### [Work required]
Once you find the line that contains "What's the underlying" in the entries below, give it again along with every following line, unchanged, through the final one.

### [Supplied entries]

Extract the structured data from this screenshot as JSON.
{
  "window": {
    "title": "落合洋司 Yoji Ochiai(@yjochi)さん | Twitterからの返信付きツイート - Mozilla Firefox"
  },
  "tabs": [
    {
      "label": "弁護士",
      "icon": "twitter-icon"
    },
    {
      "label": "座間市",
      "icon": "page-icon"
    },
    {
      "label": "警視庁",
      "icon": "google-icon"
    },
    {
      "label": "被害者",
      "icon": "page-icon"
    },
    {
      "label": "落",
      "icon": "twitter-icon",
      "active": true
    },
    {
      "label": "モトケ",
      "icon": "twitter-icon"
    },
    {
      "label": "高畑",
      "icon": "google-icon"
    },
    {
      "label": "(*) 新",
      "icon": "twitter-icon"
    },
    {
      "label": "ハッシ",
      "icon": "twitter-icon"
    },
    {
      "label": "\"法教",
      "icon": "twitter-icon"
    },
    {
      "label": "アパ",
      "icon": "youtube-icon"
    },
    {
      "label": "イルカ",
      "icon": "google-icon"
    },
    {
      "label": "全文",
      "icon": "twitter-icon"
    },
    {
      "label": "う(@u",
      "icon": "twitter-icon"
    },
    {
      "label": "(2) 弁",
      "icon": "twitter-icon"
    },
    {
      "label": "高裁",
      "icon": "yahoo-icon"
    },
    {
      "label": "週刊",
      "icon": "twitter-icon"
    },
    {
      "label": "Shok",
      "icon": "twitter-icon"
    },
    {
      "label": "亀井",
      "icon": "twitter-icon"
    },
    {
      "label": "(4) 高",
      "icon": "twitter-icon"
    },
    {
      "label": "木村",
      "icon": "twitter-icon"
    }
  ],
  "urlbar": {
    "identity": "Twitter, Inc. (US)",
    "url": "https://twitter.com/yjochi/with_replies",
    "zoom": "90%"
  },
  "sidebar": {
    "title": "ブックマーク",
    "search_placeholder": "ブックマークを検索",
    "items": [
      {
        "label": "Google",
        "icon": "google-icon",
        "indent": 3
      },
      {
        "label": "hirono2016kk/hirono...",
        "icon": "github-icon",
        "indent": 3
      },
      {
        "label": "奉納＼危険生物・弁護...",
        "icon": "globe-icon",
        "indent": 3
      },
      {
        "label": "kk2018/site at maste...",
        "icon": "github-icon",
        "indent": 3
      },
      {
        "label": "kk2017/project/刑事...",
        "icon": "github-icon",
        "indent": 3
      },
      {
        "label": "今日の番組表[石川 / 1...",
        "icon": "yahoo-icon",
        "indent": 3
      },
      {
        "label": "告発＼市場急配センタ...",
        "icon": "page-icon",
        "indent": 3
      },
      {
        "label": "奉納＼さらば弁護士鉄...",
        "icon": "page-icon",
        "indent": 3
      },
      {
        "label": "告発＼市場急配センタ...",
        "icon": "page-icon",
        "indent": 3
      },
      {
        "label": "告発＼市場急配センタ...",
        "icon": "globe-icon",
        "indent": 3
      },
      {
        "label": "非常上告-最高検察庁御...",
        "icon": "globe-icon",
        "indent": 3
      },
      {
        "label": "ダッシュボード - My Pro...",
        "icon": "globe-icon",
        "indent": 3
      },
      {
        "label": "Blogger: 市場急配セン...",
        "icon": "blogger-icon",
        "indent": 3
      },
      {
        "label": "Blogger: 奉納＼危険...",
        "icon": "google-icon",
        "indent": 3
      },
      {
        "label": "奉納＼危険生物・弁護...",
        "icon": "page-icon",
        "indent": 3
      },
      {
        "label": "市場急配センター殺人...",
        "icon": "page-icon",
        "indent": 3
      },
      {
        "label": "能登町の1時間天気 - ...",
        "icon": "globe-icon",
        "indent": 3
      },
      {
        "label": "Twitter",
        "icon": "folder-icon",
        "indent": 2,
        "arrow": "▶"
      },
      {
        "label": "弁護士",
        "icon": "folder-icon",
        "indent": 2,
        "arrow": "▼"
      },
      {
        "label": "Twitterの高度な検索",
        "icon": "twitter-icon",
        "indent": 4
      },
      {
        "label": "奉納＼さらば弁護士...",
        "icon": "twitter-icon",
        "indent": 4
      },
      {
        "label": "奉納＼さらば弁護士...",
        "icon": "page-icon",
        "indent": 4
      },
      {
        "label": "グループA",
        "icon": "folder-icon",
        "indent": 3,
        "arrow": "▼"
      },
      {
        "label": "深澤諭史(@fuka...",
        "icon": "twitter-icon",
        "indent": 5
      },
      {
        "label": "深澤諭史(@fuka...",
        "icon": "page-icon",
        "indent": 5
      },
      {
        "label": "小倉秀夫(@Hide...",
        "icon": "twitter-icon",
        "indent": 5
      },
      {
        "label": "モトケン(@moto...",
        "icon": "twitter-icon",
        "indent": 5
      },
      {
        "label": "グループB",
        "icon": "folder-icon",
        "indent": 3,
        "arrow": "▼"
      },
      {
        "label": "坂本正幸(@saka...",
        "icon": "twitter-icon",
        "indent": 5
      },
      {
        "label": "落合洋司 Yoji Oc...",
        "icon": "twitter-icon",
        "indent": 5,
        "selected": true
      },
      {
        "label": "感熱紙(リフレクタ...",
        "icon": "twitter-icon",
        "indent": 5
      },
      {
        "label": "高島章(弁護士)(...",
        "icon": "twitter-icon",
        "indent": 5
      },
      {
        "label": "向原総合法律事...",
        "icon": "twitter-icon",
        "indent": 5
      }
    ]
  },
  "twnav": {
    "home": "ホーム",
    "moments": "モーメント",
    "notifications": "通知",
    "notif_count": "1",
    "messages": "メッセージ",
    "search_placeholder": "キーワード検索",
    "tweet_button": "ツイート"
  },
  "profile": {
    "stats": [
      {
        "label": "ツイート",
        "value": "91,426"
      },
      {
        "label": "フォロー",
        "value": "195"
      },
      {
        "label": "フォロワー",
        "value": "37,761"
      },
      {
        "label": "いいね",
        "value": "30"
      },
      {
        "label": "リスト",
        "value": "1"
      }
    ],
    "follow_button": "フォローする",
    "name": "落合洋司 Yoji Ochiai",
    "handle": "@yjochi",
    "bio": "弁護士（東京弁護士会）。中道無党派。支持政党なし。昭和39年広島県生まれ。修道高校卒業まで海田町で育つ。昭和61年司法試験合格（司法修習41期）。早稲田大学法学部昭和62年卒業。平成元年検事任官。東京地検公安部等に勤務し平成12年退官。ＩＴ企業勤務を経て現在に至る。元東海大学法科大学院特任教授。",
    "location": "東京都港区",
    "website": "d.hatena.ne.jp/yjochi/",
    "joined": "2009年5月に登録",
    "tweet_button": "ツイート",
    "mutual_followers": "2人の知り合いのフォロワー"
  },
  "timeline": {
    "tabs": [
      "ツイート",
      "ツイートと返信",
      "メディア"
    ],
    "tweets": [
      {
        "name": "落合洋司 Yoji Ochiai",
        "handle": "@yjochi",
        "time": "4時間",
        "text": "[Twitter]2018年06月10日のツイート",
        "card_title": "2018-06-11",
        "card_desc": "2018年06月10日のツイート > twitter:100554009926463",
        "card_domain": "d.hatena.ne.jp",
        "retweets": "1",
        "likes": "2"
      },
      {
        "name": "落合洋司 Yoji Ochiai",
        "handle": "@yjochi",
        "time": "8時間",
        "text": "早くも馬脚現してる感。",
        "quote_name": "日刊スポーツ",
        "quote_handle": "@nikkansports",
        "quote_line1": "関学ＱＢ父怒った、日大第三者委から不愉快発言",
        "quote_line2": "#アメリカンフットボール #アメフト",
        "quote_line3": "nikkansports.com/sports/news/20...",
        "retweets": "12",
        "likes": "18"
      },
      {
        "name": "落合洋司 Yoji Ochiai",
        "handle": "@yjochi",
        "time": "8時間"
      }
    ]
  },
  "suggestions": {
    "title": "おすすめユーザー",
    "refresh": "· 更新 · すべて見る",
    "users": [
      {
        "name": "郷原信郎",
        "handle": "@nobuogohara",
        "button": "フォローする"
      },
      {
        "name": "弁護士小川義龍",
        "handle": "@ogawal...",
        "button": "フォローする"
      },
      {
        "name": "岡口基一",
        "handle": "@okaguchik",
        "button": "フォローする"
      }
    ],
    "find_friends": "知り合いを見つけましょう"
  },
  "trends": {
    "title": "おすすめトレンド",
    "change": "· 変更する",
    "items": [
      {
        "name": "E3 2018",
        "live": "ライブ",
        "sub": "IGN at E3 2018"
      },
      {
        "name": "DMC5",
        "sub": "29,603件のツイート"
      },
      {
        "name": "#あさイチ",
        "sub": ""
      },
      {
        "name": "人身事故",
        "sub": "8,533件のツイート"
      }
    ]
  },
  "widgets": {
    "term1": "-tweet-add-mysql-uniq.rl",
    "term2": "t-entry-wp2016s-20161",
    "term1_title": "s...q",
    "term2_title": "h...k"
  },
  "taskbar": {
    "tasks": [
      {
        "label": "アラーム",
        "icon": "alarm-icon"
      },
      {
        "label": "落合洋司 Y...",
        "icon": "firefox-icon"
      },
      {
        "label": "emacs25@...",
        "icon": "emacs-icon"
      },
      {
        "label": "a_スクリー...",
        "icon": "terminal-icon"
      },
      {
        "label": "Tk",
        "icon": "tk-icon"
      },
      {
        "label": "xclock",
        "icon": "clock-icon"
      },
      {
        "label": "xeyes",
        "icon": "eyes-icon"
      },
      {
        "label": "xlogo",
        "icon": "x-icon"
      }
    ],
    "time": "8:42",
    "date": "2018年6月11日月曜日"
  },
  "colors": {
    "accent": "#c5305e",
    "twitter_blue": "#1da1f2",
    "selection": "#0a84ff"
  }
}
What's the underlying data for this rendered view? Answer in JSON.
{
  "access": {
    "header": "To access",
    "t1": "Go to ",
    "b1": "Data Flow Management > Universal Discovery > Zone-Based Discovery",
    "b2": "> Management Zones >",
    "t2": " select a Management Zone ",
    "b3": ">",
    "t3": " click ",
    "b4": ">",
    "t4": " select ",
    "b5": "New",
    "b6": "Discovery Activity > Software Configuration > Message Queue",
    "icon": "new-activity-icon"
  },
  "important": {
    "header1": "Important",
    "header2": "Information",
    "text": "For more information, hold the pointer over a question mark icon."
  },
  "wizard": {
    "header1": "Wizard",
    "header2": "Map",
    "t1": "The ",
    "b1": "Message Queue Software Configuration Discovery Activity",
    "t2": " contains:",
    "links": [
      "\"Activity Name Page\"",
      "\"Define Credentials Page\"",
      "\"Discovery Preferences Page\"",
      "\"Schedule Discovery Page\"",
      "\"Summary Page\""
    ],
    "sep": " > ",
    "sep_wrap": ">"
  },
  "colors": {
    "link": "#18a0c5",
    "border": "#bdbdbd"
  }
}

### [Solution to this task]
What's the underlying data for this rendered view? Answer in JSON.
{
  "access": {
    "header": "To access",
    "t1": "Go to ",
    "b1": "Data Flow Management > Universal Discovery > Zone-Based Discovery",
    "b2": "> Management Zones >",
    "t2": " select a Management Zone ",
    "b3": ">",
    "t3": " click ",
    "b4": ">",
    "t4": " select ",
    "b5": "New",
    "b6": "Discovery Activity > Software Configuration > Message Queue",
    "icon": "new-activity-icon"
  },
  "important": {
    "header1": "Important",
    "header2": "Information",
    "text": "For more information, hold the pointer over a question mark icon."
  },
  "wizard": {
    "header1": "Wizard",
    "header2": "Map",
    "t1": "The ",
    "b1": "Message Queue Software Configuration Discovery Activity",
    "t2": " contains:",
    "links": [
      "\"Activity Name Page\"",
      "\"Define Credentials Page\"",
      "\"Discovery Preferences Page\"",
      "\"Schedule Discovery Page\"",
      "\"Summary Page\""
    ],
    "sep": " > ",
    "sep_wrap": ">"
  },
  "colors": {
    "link": "#18a0c5",
    "border": "#bdbdbd"
  }
}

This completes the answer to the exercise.